── Dataset extract

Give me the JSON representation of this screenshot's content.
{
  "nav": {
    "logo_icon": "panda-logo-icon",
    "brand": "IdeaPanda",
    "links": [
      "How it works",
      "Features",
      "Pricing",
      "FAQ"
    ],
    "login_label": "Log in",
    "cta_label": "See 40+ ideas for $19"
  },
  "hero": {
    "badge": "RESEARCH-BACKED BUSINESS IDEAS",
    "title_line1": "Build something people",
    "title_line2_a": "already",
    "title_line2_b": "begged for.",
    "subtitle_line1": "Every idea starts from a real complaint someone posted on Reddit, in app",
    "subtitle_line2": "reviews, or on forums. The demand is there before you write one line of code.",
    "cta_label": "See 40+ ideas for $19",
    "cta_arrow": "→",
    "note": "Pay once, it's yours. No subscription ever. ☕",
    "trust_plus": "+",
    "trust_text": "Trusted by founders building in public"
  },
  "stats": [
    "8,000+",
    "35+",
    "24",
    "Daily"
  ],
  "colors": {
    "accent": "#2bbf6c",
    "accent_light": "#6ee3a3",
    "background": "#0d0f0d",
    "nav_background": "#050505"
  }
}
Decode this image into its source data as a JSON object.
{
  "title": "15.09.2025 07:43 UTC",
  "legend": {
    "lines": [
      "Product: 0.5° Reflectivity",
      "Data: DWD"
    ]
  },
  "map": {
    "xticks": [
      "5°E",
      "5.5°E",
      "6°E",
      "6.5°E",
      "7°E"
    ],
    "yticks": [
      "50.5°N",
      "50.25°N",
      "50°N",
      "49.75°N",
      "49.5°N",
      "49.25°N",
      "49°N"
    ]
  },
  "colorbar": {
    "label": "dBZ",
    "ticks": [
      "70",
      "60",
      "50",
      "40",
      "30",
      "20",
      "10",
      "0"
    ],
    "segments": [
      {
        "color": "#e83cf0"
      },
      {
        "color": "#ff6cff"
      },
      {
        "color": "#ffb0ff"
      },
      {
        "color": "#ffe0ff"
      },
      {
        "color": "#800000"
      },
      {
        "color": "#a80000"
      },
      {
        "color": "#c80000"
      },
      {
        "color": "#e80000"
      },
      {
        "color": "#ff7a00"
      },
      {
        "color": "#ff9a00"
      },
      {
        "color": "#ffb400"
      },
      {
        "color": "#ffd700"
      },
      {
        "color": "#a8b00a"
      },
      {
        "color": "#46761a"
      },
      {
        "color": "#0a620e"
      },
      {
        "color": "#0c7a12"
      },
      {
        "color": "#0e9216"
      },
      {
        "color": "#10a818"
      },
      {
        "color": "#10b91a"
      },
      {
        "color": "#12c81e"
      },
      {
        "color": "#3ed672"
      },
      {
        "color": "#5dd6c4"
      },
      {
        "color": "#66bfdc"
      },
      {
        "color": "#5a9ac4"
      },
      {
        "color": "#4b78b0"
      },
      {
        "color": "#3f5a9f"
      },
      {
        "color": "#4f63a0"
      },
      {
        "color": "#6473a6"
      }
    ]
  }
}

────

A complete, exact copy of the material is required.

Give me the JSON representation of this screenshot's content.
{
  "nav": {
    "logo_icon": "panda-logo-icon",
    "brand": "IdeaPanda",
    "links": [
      "How it works",
      "Features",
      "Pricing",
      "FAQ"
    ],
    "login_label": "Log in",
    "cta_label": "See 40+ ideas for $19"
  },
  "hero": {
    "badge": "RESEARCH-BACKED BUSINESS IDEAS",
    "title_line1": "Build something people",
    "title_line2_a": "already",
    "title_line2_b": "begged for.",
    "subtitle_line1": "Every idea starts from a real complaint someone posted on Reddit, in app",
    "subtitle_line2": "reviews, or on forums. The demand is there before you write one line of code.",
    "cta_label": "See 40+ ideas for $19",
    "cta_arrow": "→",
    "note": "Pay once, it's yours. No subscription ever. ☕",
    "trust_plus": "+",
    "trust_text": "Trusted by founders building in public"
  },
  "stats": [
    "8,000+",
    "35+",
    "24",
    "Daily"
  ],
  "colors": {
    "accent": "#2bbf6c",
    "accent_light": "#6ee3a3",
    "background": "#0d0f0d",
    "nav_background": "#050505"
  }
}
Decode this image into its source data as a JSON object.
{
  "title": "15.09.2025 07:43 UTC",
  "legend": {
    "lines": [
      "Product: 0.5° Reflectivity",
      "Data: DWD"
    ]
  },
  "map": {
    "xticks": [
      "5°E",
      "5.5°E",
      "6°E",
      "6.5°E",
      "7°E"
    ],
    "yticks": [
      "50.5°N",
      "50.25°N",
      "50°N",
      "49.75°N",
      "49.5°N",
      "49.25°N",
      "49°N"
    ]
  },
  "colorbar": {
    "label": "dBZ",
    "ticks": [
      "70",
      "60",
      "50",
      "40",
      "30",
      "20",
      "10",
      "0"
    ],
    "segments": [
      {
        "color": "#e83cf0"
      },
      {
        "color": "#ff6cff"
      },
      {
        "color": "#ffb0ff"
      },
      {
        "color": "#ffe0ff"
      },
      {
        "color": "#800000"
      },
      {
        "color": "#a80000"
      },
      {
        "color": "#c80000"
      },
      {
        "color": "#e80000"
      },
      {
        "color": "#ff7a00"
      },
      {
        "color": "#ff9a00"
      },
      {
        "color": "#ffb400"
      },
      {
        "color": "#ffd700"
      },
      {
        "color": "#a8b00a"
      },
      {
        "color": "#46761a"
      },
      {
        "color": "#0a620e"
      },
      {
        "color": "#0c7a12"
      },
      {
        "color": "#0e9216"
      },
      {
        "color": "#10a818"
      },
      {
        "color": "#10b91a"
      },
      {
        "color": "#12c81e"
      },
      {
        "color": "#3ed672"
      },
      {
        "color": "#5dd6c4"
      },
      {
        "color": "#66bfdc"
      },
      {
        "color": "#5a9ac4"
      },
      {
        "color": "#4b78b0"
      },
      {
        "color": "#3f5a9f"
      },
      {
        "color": "#4f63a0"
      },
      {
        "color": "#6473a6"
      }
    ]
  }
}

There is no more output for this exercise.